I simply added the ID back to the DIV that contains the image, and made sure the ID of that DIV was available as a variable to the tracking Script.
The Page Component Issue
Page impressions. We thought they were cool, and had Omniture not come along, probably would have been invaluable.
The JSP foundation/components/page/stats.jsp uses a class com.day.cq.wcm.core.stats.PageViewStatistics, which has as a configuration 'pageviewstatistics.trackingurl'. This property, as it turns out, has a configuration in: /libs/wcm/core/config.author/com.day.cq.wcm.core.stats.PageViewStatisticsImpl. I did not fix it using this route, although it would have been a MUCH quicker fix. What stats.jsp does is it generates the URL above, which as you can plainly see will NEVER function because your visitors are not running CQ on their local systems.

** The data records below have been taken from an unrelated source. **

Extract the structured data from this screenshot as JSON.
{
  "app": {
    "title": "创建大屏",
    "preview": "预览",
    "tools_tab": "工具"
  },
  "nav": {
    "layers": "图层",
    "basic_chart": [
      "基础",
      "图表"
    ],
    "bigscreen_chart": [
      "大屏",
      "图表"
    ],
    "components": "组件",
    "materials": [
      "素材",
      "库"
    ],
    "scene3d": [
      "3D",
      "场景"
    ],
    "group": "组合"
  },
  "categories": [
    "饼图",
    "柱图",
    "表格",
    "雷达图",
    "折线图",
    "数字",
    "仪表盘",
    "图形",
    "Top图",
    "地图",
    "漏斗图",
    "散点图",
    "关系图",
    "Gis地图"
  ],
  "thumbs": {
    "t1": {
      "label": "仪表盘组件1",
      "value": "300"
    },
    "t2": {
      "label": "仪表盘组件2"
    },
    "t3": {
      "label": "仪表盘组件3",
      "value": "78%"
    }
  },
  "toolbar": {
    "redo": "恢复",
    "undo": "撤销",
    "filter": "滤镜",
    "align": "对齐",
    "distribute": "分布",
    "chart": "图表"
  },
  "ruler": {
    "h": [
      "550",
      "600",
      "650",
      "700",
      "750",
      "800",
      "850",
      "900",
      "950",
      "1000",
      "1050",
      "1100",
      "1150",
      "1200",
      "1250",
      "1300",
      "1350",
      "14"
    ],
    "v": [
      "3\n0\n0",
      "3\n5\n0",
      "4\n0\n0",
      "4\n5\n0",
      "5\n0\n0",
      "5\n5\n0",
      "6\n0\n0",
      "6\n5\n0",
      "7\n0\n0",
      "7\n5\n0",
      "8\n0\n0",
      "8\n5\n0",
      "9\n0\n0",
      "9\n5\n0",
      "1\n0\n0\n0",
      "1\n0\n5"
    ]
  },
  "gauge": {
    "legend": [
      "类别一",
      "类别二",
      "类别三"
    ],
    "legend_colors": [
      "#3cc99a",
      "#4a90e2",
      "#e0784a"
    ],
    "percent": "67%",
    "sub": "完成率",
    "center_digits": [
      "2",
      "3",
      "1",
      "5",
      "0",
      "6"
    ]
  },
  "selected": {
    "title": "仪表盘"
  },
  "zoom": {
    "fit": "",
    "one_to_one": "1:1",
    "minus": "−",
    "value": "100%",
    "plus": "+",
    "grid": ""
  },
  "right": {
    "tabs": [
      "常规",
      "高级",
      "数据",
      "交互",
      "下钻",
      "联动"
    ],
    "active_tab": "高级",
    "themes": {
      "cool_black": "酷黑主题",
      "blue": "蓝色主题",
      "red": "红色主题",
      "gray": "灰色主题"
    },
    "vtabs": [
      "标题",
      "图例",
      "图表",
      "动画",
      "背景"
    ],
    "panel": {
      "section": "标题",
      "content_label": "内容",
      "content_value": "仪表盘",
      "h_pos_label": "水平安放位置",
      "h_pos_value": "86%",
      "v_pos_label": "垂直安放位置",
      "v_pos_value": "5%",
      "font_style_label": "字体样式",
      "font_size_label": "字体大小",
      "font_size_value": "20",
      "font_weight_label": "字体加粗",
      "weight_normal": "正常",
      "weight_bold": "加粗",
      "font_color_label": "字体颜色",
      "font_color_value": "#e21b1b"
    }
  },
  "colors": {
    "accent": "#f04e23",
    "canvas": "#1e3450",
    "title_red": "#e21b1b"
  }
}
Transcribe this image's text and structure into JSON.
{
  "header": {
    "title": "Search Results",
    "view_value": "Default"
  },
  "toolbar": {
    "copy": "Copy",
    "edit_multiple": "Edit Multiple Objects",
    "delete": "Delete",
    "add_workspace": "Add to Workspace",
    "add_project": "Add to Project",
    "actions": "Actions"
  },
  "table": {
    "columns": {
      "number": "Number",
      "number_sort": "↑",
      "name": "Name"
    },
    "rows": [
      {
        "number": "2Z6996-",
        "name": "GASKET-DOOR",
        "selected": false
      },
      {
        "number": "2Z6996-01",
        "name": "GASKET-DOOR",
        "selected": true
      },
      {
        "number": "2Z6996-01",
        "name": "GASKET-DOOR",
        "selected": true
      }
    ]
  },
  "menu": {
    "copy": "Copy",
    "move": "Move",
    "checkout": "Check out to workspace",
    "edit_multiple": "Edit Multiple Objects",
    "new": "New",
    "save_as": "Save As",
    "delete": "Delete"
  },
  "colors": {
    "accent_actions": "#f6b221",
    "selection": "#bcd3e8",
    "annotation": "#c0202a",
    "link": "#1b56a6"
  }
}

I fixed it by interrogating the implicit JSP request Object to determine the current request protocol, host and port, and construct this String myself. This way I dont have a static configuration to manage across all of our environments: one for each developer (7), DEV (2), DEV Test (2), UAT (2) and Production (5). No thank you to static configuration. I already extended the Page component to create a "foundational" Page component for our application - which makes it super simple to create new templates, and has been a huge time-saver for me and others. Because I already extended Page, I simply copied the stats.jsp Script, and fixed the tracker.js URL in my local copy.
So, while this was not strictly a product bug, your mileage may vary using the OSGi Configuration of it. It seems like alot of work to me, when it can be self-managing with a few lines of code. Pick your poison, I guess.
This fully fixed the Authoring issues I was seeing in FireFox: no drag and drop, no chrome over the components when you mouse over, and probably other issues I don't know about.